I don’t think I’ve ever met someone who has said, “Man I love daylight savings.” Some prefer the longer days or the brighter mornings, but most Americans do not enjoy this system.
The senate has finally decided to do something about it. On March 15, 2022, the Senate unanimously passed the Sunshine Protection Act of 2021, declaring daylight savings time (DST) permanent, and putting an end to changing the clock twice a year.
Except now, the house is sitting on the bill, and it has been reported that, “Leaders on both sides of the aisle have made clear they are not in a rush to act on the legislation,” according to a March 21 report from The Hill.
The unanimous passing of the bill in the Senate does not seem likely in the House. Many representatives seemingly are not interested in changing the bill due to not having enough data and concerns about Seattle.
Due to bureaucracy and the crisis unfolding in Ukraine, the bill has been put on the backburner for the foreseeable future.
Daylight savings was originally established in 1916 by Germany and its allies during World War I to conserve fuel. The United States adopted daylight savings in 1918, but shortly after the war ended, all countries got rid of the policy due to its unpopularity.
In 1942, it was reinstated as a year-round DST, which was referred to as “war time.” This lasted until 1945.
It is a common myth that DST was originally introduced for the benefit of farmers. But in fact, since 1916, the biggest group to oppose DST has been farmers. Factors such as dairy cattle’s readiness to be milked and the time lost meant they had to rush to get their crops to market.
DST became standardized due to the Uniform Time Act of 1966, which mandated its use across the country, but it could be removed if the state agreed they did not want to observe the practice. Daylight savings would continue to evolve, but its implementation has stayed mostly the same since 1966.

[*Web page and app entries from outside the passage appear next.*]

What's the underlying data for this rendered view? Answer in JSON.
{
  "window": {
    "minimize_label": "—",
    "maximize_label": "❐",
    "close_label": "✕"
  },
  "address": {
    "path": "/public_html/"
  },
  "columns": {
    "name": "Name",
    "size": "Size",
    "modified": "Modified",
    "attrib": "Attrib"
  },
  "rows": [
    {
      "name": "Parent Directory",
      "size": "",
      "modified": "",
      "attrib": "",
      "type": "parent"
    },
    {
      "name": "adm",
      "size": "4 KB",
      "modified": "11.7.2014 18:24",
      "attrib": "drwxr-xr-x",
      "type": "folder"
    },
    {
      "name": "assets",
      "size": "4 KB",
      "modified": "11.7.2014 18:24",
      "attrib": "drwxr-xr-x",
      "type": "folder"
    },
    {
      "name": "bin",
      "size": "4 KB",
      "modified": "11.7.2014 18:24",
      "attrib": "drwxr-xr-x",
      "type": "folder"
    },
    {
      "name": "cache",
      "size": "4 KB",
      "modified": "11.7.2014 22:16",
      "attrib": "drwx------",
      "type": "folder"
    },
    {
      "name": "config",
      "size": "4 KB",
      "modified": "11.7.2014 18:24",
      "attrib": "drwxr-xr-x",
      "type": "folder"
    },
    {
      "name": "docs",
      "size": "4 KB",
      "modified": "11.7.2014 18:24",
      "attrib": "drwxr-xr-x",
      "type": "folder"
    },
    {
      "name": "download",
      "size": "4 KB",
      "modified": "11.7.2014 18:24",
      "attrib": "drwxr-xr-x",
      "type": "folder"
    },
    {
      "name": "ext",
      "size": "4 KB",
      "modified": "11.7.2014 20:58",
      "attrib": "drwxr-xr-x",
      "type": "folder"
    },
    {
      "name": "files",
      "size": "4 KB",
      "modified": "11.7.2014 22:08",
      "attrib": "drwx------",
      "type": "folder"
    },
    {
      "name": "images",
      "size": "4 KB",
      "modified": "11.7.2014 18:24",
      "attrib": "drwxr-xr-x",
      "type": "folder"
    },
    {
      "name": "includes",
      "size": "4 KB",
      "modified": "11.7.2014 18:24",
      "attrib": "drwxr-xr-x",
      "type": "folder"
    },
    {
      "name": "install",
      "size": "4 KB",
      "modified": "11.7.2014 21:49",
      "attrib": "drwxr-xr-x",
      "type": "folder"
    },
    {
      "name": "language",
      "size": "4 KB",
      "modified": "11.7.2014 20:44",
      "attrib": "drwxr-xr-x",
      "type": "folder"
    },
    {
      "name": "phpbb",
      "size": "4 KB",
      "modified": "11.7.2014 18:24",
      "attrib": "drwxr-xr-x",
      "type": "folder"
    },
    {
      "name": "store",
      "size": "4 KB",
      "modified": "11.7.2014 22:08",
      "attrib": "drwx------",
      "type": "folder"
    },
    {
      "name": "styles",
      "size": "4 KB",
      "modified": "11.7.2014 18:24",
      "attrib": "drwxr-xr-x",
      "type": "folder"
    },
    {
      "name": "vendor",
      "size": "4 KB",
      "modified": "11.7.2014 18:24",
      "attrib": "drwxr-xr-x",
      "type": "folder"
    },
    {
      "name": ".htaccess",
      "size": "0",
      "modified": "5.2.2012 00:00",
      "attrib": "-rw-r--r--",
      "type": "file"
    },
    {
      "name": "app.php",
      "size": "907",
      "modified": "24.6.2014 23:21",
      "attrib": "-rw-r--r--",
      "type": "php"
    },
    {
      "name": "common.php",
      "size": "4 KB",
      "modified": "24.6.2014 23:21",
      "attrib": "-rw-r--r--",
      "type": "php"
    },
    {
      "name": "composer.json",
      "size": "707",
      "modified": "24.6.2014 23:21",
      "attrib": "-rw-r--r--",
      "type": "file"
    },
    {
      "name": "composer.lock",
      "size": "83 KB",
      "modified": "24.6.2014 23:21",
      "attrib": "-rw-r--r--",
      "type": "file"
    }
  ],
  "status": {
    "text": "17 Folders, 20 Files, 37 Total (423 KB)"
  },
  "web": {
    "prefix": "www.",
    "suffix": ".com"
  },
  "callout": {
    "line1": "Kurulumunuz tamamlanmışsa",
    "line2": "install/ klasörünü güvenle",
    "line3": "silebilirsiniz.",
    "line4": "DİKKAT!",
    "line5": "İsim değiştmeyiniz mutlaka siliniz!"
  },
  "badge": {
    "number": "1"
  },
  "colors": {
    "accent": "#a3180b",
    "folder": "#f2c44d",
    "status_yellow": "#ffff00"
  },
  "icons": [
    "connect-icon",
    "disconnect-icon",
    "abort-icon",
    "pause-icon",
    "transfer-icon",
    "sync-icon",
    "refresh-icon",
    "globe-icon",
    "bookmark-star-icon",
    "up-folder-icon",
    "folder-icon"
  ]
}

Today, all states except Hawaii and Arizona observe daylight savings time.